_WHAT YOU ARE ASKED TO DO:_ Where a line in the records holds "Selection", count it once; return only the final number.

_MATERIAL FOR THE TASK:_
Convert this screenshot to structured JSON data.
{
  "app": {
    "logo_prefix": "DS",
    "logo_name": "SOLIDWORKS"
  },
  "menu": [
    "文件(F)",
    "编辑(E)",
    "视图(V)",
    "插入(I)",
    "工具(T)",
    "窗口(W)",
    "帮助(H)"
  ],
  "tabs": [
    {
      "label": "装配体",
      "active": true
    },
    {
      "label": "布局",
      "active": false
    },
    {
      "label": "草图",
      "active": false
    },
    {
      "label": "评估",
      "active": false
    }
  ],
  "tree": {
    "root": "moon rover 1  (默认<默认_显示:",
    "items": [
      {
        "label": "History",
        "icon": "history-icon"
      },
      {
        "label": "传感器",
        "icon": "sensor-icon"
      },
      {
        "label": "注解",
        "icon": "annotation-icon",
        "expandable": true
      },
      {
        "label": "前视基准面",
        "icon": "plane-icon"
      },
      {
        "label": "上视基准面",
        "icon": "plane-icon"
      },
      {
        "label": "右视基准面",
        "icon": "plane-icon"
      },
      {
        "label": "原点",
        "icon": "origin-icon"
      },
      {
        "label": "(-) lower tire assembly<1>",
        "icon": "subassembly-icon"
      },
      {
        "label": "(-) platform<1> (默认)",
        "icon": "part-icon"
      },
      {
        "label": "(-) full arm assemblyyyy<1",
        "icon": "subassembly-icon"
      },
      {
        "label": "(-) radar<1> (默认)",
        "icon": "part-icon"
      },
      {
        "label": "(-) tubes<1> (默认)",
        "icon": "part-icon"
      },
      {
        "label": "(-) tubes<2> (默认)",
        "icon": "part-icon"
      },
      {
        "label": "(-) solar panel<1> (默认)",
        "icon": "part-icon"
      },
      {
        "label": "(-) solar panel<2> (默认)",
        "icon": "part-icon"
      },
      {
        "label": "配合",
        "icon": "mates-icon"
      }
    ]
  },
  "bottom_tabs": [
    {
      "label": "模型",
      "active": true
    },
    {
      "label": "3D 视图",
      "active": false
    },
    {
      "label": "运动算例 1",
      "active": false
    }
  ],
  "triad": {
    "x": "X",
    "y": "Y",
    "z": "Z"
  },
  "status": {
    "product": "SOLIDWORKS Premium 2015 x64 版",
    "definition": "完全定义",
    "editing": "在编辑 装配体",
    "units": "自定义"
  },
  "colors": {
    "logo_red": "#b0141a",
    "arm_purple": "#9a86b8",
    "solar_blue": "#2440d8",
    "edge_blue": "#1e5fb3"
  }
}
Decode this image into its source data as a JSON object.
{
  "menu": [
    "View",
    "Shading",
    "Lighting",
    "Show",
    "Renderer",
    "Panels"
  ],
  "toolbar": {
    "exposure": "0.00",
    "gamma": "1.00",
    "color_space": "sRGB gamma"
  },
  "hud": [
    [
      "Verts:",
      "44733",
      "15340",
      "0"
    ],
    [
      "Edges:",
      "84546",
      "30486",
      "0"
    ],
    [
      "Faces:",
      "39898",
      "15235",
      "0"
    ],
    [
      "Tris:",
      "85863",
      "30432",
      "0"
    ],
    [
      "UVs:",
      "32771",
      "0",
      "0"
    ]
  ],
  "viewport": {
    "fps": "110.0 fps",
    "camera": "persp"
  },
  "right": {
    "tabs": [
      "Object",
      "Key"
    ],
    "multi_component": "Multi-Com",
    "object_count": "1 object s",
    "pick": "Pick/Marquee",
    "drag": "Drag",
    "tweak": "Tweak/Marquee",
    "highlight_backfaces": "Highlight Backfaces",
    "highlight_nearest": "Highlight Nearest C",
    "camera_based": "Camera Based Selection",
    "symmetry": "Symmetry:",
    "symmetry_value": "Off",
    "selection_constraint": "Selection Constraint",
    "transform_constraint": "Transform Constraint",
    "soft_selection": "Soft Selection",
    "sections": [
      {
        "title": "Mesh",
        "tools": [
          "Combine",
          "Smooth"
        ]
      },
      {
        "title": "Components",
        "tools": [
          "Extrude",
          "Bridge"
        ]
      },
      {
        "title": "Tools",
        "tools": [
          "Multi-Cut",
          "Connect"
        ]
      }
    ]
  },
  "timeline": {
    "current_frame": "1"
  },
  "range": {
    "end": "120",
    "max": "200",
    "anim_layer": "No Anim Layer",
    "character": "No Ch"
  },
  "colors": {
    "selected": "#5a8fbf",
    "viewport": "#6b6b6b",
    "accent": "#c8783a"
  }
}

_TASK SOLUTION:_ 3